You may notice an oversight in this first part: after referencing verse three, I failed to explore its meaning. Part two addresses this mistake. Please do not let it distact you here. 

Anchors may be the least thought about, most important component of a building. In tornado or flood, the best built home on the strongest foundation will suffer tragic destruction without adequate anchoring. The same applies to spiritual construction. We can be sure that Jesus Christ, as the Master Builder of His church, has provided adequate “anchor” between structure and foundation. One such anchor can be found in Paul’s letter to the Romans.

I recently discovered something about Romans that many of you might already know. The first eleven chapters contain Paul’s theological foundation of the Gospel of Jesus Christ. The remaining five chapters then describe the church structure that Christ is building. This being the case, we can understand and explore the first eight verses of Romans 12 as the metaphorical anchor that secures the structure of the church to its theological foundation.

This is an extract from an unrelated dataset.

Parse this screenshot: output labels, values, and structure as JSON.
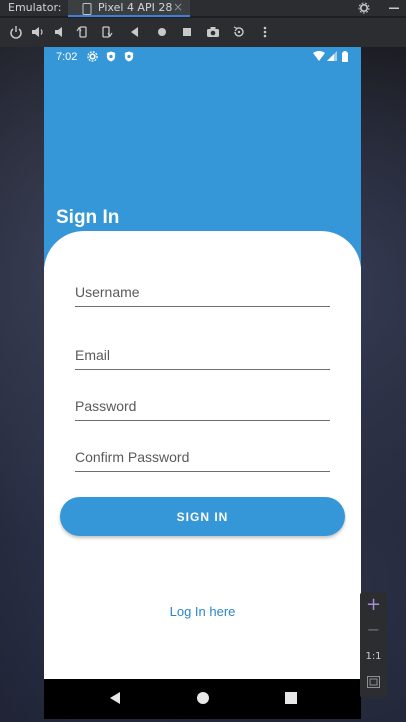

From a process perspective, this portion of Paul’s letter serves as a transition stage, containing the personal and corporate worldview, attitudes, and commitments required to become the church Paul envisions – the manifested reality of his most comprehensive theology. Moving from Paul’s revelation of the gospel to its application, one must pass through this mandatory stage. It is, therefore, critical for us to understand how to apply this anchor in our personal lives and in the spheres of influence entrusted to us.

Generally, this passage presents two perspectives. The first three verses speak to the individual; the remainder to the church in fellowship. This order seems important – individual application working its way into the corporate body. That is not to suggest that the former can be accomplished outside of community encouragement and accountability. As Paul states in verses four and five, we are members of one body and members of one another.

In this article, we will focus on the personal application of the Romans anchor.

Personal Application

I beseech you therefore, brethren, by the mercies of God, that you present your bodies a living sacrifice, holy, acceptable to God, which is your reasonable service. And do not be conformed to this world, but be transformed by the renewing of your mind, that you may prove what is that good and acceptable and perfect will of God. Romans 12:1-2

It should come as no surprise that the anchor between Christian theology and practice is our participation in the death, burial, and resurrection of Jesus Christ; no one comes to the Father except through Him (John 14:6). We have been crucified with Christ in order that we might find our life in Him (Galatians 2:20). It is only in Him that we are holy and acceptable to God.

Furthermore, this anchor includes our reasonable service. This presents a critical distinction: God does not want our bodies sacrificed to Him; His Son has already served that purpose. God is offering us the opportunity to be set apart for His glorifying work (i.e., holy) as the instruments of His sacrificial love to others. In fact, this is a good summary statement for the remainder of Paul’s Letter to the Romans.

Abiding in Christ and surrendered to the Father’s love, we are commanded and empowered to live in the world while resisting conformity with it (John 17:15). In regards to the subject at hand, the transforming renewal of our minds serves two purposes. First, it reinforces our resistance to worldly conformity. The renewed mind holds fast to, and enjoys being, crucified to the world (Galatians 6:14).

Secondly, the renewal of our mind positions us to test and know the will of God. This is no small matter. As we are transformed into the image of the glory of the Lord, by the Holy Spirit (2Corinthians 3:18), we more readily seek the Father’s will as the instruments of His love (John 5:30).

In practice, we participate with the Holy Spirit by reckoning the foundational truths as true for ourselves. This is an ongoing process that requires several spiritual disciplines: prayer, Bible study, taking every thought captive, etc. In fact, one might argue that the spiritual disciplines are anchors themselves, given by God to establish and guide the connection of our religious practice to strong theological foundation.

In conclusion, it is important to note that our personal transition from theology to practice requires the involvement of others in the Body of Christ. As we will discover in an upcoming article, we have been given prophets, ministers, teachers, etc. to help us along the way. It is impossible to be a part of the church Jesus Christ is building without being in fellowship with it. So…

God bless you with courage and sacrificial love for strong fellowship in the church His Son is building.

Humbly yours and forever His,

Rob